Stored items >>
►

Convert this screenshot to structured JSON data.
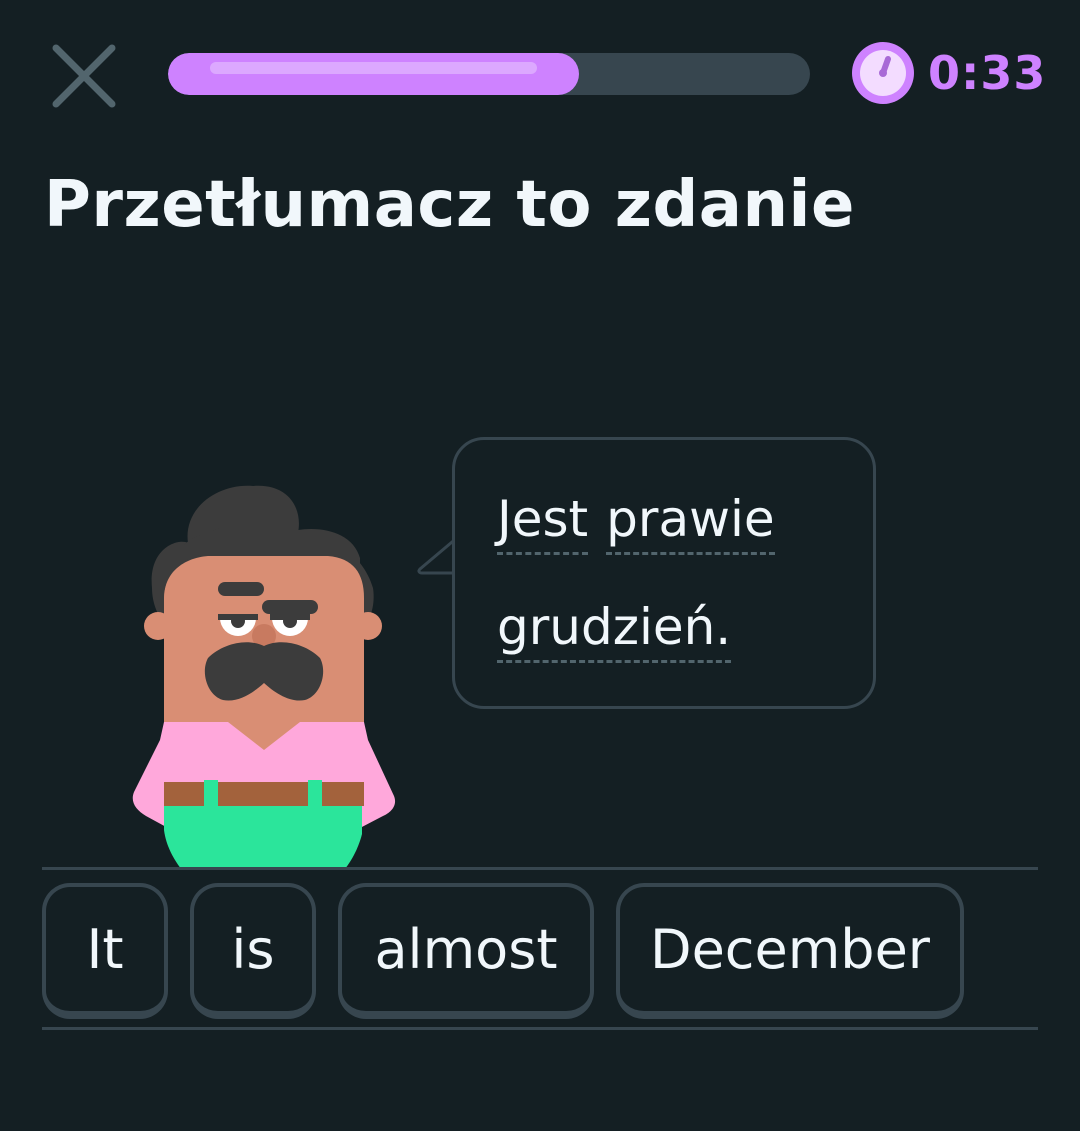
{
  "header": {
    "close_icon": "close-icon",
    "progress": 0.64,
    "timer_icon": "timer-icon",
    "timer_text": "0:33",
    "accent_color": "#ce82ff"
  },
  "title": "Przetłumacz to zdanie",
  "bubble": {
    "lines": [
      [
        "Jest",
        "prawie"
      ],
      [
        "grudzień."
      ]
    ]
  },
  "answer_tiles": [
    "It",
    "is",
    "almost",
    "December"
  ],
  "colors": {
    "background": "#141f23",
    "border": "#37464f",
    "text": "#f1f7fb"
  }
}
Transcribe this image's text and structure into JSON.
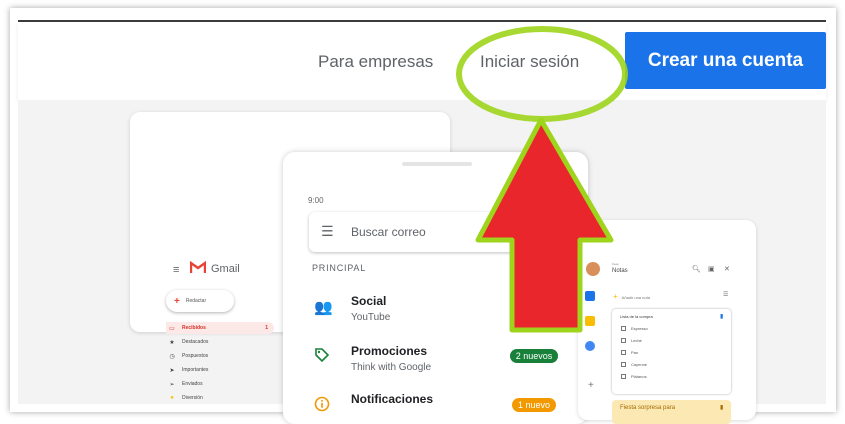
{
  "nav": {
    "empresas": "Para empresas",
    "login": "Iniciar sesión",
    "create": "Crear una cuenta"
  },
  "laptop": {
    "menu_glyph": "≡",
    "app_name": "Gmail",
    "compose": "Redactar",
    "items": [
      {
        "label": "Recibidos",
        "icon": "inbox-icon",
        "glyph": "▭",
        "count": "1"
      },
      {
        "label": "Destacados",
        "icon": "star-icon",
        "glyph": "★",
        "count": ""
      },
      {
        "label": "Pospuestos",
        "icon": "clock-icon",
        "glyph": "◷",
        "count": ""
      },
      {
        "label": "Importantes",
        "icon": "label-icon",
        "glyph": "➤",
        "count": ""
      },
      {
        "label": "Enviados",
        "icon": "send-icon",
        "glyph": "➢",
        "count": ""
      },
      {
        "label": "Diversión",
        "icon": "tag-icon",
        "glyph": "●",
        "count": ""
      }
    ]
  },
  "phone": {
    "time": "9:00",
    "search_placeholder": "Buscar correo",
    "section": "PRINCIPAL",
    "rows": [
      {
        "title": "Social",
        "sub": "YouTube",
        "badge": ""
      },
      {
        "title": "Promociones",
        "sub": "Think with Google",
        "badge": "2 nuevos"
      },
      {
        "title": "Notificaciones",
        "sub": "",
        "badge": "1 nuevo"
      }
    ]
  },
  "tablet": {
    "small": "Keep",
    "title": "Notas",
    "add": "Añadir una nota",
    "list_title": "Lista de la compra",
    "items": [
      "Espresso",
      "Leche",
      "Pan",
      "Cayenne",
      "Plátanos"
    ],
    "note2": "Fiesta sorpresa para"
  },
  "colors": {
    "primary": "#1a73e8",
    "arrow": "#e8262b",
    "highlight": "#9fd41c",
    "gmail_red": "#ea4335",
    "badge_green": "#188038",
    "badge_orange": "#f29900"
  }
}
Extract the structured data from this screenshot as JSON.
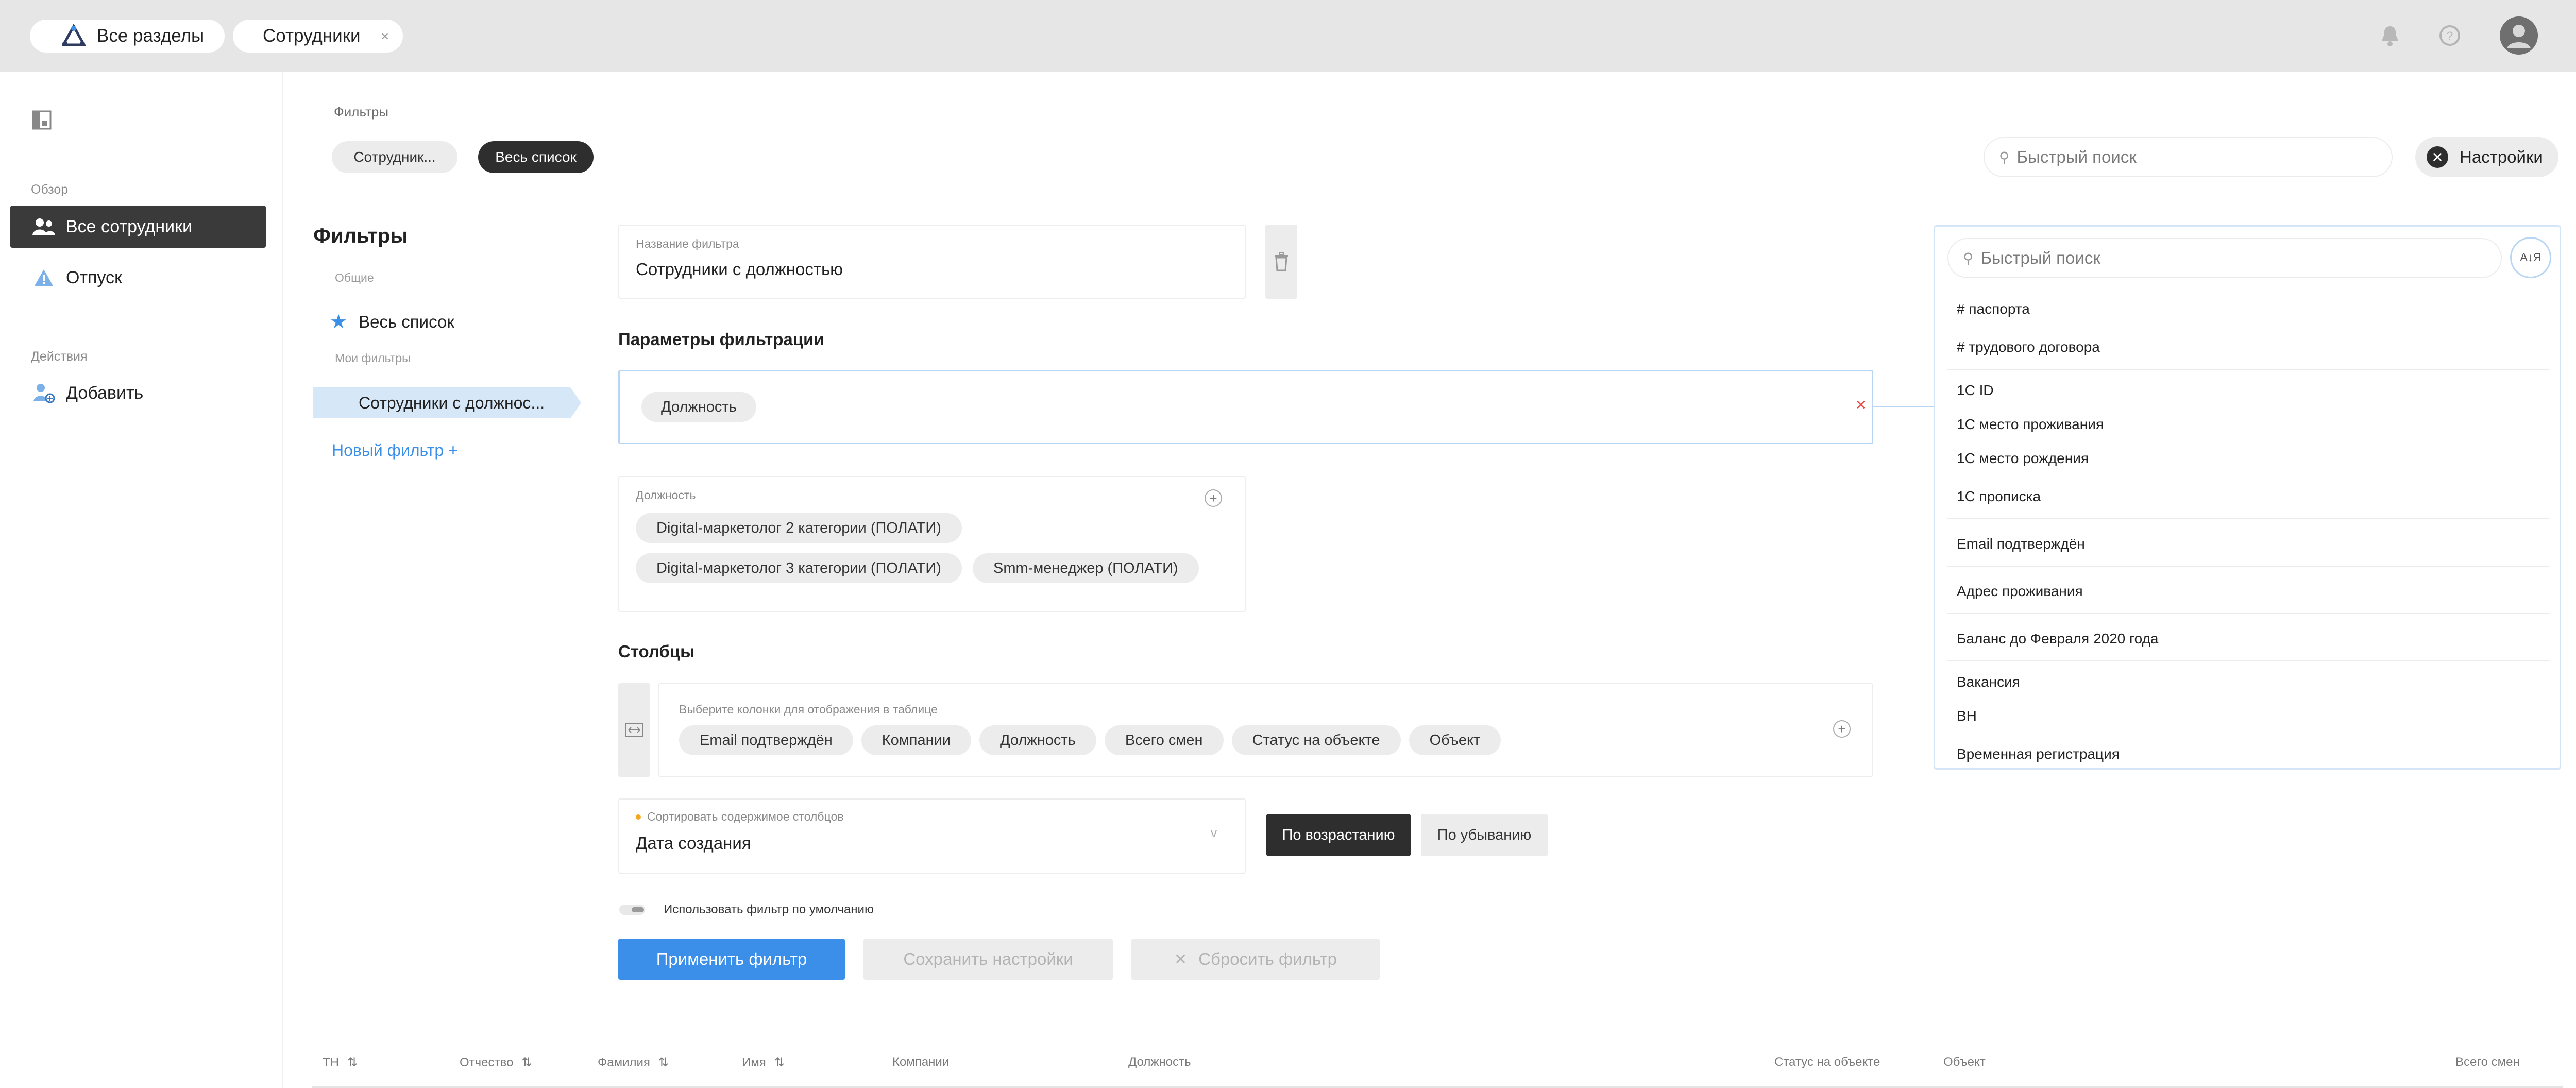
{
  "topbar": {
    "tabs": [
      {
        "label": "Все разделы"
      },
      {
        "label": "Сотрудники",
        "close": "×"
      }
    ]
  },
  "sidebar": {
    "overview_label": "Обзор",
    "actions_label": "Действия",
    "items": [
      {
        "label": "Все сотрудники",
        "icon": "users-icon",
        "active": true
      },
      {
        "label": "Отпуск",
        "icon": "warning-icon"
      },
      {
        "label": "Добавить",
        "icon": "add-user-icon"
      }
    ]
  },
  "main": {
    "breadcrumb": "Фильтры",
    "chips": [
      {
        "label": "Сотрудник..."
      },
      {
        "label": "Весь список",
        "active": true
      }
    ],
    "search_placeholder": "Быстрый поиск",
    "settings_label": "Настройки"
  },
  "filters_panel": {
    "title": "Фильтры",
    "general_label": "Общие",
    "whole_list": "Весь список",
    "my_filters_label": "Мои фильтры",
    "my_filter_item": "Сотрудники с должнос...",
    "new_filter": "Новый фильтр +"
  },
  "editor": {
    "name_label": "Название фильтра",
    "name_value": "Сотрудники с должностью",
    "params_title": "Параметры фильтрации",
    "param_chip": "Должность",
    "position_label": "Должность",
    "position_tags": [
      "Digital-маркетолог 2 категории (ПОЛАТИ)",
      "Digital-маркетолог 3 категории (ПОЛАТИ)",
      "Smm-менеджер (ПОЛАТИ)"
    ],
    "columns_title": "Столбцы",
    "columns_hint": "Выберите колонки для отображения в таблице",
    "column_tags": [
      "Email подтверждён",
      "Компании",
      "Должность",
      "Всего смен",
      "Статус на объекте",
      "Объект"
    ],
    "sort_label": "Сортировать содержимое столбцов",
    "sort_value": "Дата создания",
    "asc_label": "По возрастанию",
    "desc_label": "По убыванию",
    "default_toggle_label": "Использовать фильтр по умолчанию",
    "apply_label": "Применить фильтр",
    "save_label": "Сохранить настройки",
    "reset_label": "Сбросить фильтр"
  },
  "dropdown": {
    "search_placeholder": "Быстрый поиск",
    "sort_icon": "A↓Я",
    "items": [
      "# паспорта",
      "# трудового договора",
      "1С ID",
      "1С место проживания",
      "1С место рождения",
      "1С прописка",
      "Email подтверждён",
      "Адрес проживания",
      "Баланс до Февраля 2020 года",
      "Вакансия",
      "ВН",
      "Временная регистрация"
    ]
  },
  "table": {
    "headers": [
      "ТН",
      "Отчество",
      "Фамилия",
      "Имя",
      "Компании",
      "Должность",
      "Статус на объекте",
      "Объект",
      "Всего смен"
    ]
  },
  "colors": {
    "accent": "#3b8fe8",
    "dark": "#2e2e2e",
    "topbar": "#e6e6e6"
  }
}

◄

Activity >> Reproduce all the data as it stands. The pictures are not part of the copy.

Output for this task >>
Convert this screenshot to structured JSON data.
{
  "header": {
    "close_icon": "close-icon",
    "progress": 0.64,
    "timer_icon": "timer-icon",
    "timer_text": "0:33",
    "accent_color": "#ce82ff"
  },
  "title": "Przetłumacz to zdanie",
  "bubble": {
    "lines": [
      [
        "Jest",
        "prawie"
      ],
      [
        "grudzień."
      ]
    ]
  },
  "answer_tiles": [
    "It",
    "is",
    "almost",
    "December"
  ],
  "colors": {
    "background": "#141f23",
    "border": "#37464f",
    "text": "#f1f7fb"
  }
}
Transcribe this image's text and structure into JSON.
{
  "nav": {
    "empresas": "Para empresas",
    "login": "Iniciar sesión",
    "create": "Crear una cuenta"
  },
  "laptop": {
    "menu_glyph": "≡",
    "app_name": "Gmail",
    "compose": "Redactar",
    "items": [
      {
        "label": "Recibidos",
        "icon": "inbox-icon",
        "glyph": "▭",
        "count": "1"
      },
      {
        "label": "Destacados",
        "icon": "star-icon",
        "glyph": "★",
        "count": ""
      },
      {
        "label": "Pospuestos",
        "icon": "clock-icon",
        "glyph": "◷",
        "count": ""
      },
      {
        "label": "Importantes",
        "icon": "label-icon",
        "glyph": "➤",
        "count": ""
      },
      {
        "label": "Enviados",
        "icon": "send-icon",
        "glyph": "➢",
        "count": ""
      },
      {
        "label": "Diversión",
        "icon": "tag-icon",
        "glyph": "●",
        "count": ""
      }
    ]
  },
  "phone": {
    "time": "9:00",
    "search_placeholder": "Buscar correo",
    "section": "PRINCIPAL",
    "rows": [
      {
        "title": "Social",
        "sub": "YouTube",
        "badge": ""
      },
      {
        "title": "Promociones",
        "sub": "Think with Google",
        "badge": "2 nuevos"
      },
      {
        "title": "Notificaciones",
        "sub": "",
        "badge": "1 nuevo"
      }
    ]
  },
  "tablet": {
    "small": "Keep",
    "title": "Notas",
    "add": "Añadir una nota",
    "list_title": "Lista de la compra",
    "items": [
      "Espresso",
      "Leche",
      "Pan",
      "Cayenne",
      "Plátanos"
    ],
    "note2": "Fiesta sorpresa para"
  },
  "colors": {
    "primary": "#1a73e8",
    "arrow": "#e8262b",
    "highlight": "#9fd41c",
    "gmail_red": "#ea4335",
    "badge_green": "#188038",
    "badge_orange": "#f29900"
  }
}
Extract the structured data from this screenshot as JSON.
{
  "topbar": {
    "tabs": [
      {
        "label": "Все разделы"
      },
      {
        "label": "Сотрудники",
        "close": "×"
      }
    ]
  },
  "sidebar": {
    "overview_label": "Обзор",
    "actions_label": "Действия",
    "items": [
      {
        "label": "Все сотрудники",
        "icon": "users-icon",
        "active": true
      },
      {
        "label": "Отпуск",
        "icon": "warning-icon"
      },
      {
        "label": "Добавить",
        "icon": "add-user-icon"
      }
    ]
  },
  "main": {
    "breadcrumb": "Фильтры",
    "chips": [
      {
        "label": "Сотрудник..."
      },
      {
        "label": "Весь список",
        "active": true
      }
    ],
    "search_placeholder": "Быстрый поиск",
    "settings_label": "Настройки"
  },
  "filters_panel": {
    "title": "Фильтры",
    "general_label": "Общие",
    "whole_list": "Весь список",
    "my_filters_label": "Мои фильтры",
    "my_filter_item": "Сотрудники с должнос...",
    "new_filter": "Новый фильтр +"
  },
  "editor": {
    "name_label": "Название фильтра",
    "name_value": "Сотрудники с должностью",
    "params_title": "Параметры фильтрации",
    "param_chip": "Должность",
    "position_label": "Должность",
    "position_tags": [
      "Digital-маркетолог 2 категории (ПОЛАТИ)",
      "Digital-маркетолог 3 категории (ПОЛАТИ)",
      "Smm-менеджер (ПОЛАТИ)"
    ],
    "columns_title": "Столбцы",
    "columns_hint": "Выберите колонки для отображения в таблице",
    "column_tags": [
      "Email подтверждён",
      "Компании",
      "Должность",
      "Всего смен",
      "Статус на объекте",
      "Объект"
    ],
    "sort_label": "Сортировать содержимое столбцов",
    "sort_value": "Дата создания",
    "asc_label": "По возрастанию",
    "desc_label": "По убыванию",
    "default_toggle_label": "Использовать фильтр по умолчанию",
    "apply_label": "Применить фильтр",
    "save_label": "Сохранить настройки",
    "reset_label": "Сбросить фильтр"
  },
  "dropdown": {
    "search_placeholder": "Быстрый поиск",
    "sort_icon": "A↓Я",
    "items": [
      "# паспорта",
      "# трудового договора",
      "1С ID",
      "1С место проживания",
      "1С место рождения",
      "1С прописка",
      "Email подтверждён",
      "Адрес проживания",
      "Баланс до Февраля 2020 года",
      "Вакансия",
      "ВН",
      "Временная регистрация"
    ]
  },
  "table": {
    "headers": [
      "ТН",
      "Отчество",
      "Фамилия",
      "Имя",
      "Компании",
      "Должность",
      "Статус на объекте",
      "Объект",
      "Всего смен"
    ]
  },
  "colors": {
    "accent": "#3b8fe8",
    "dark": "#2e2e2e",
    "topbar": "#e6e6e6"
  }
}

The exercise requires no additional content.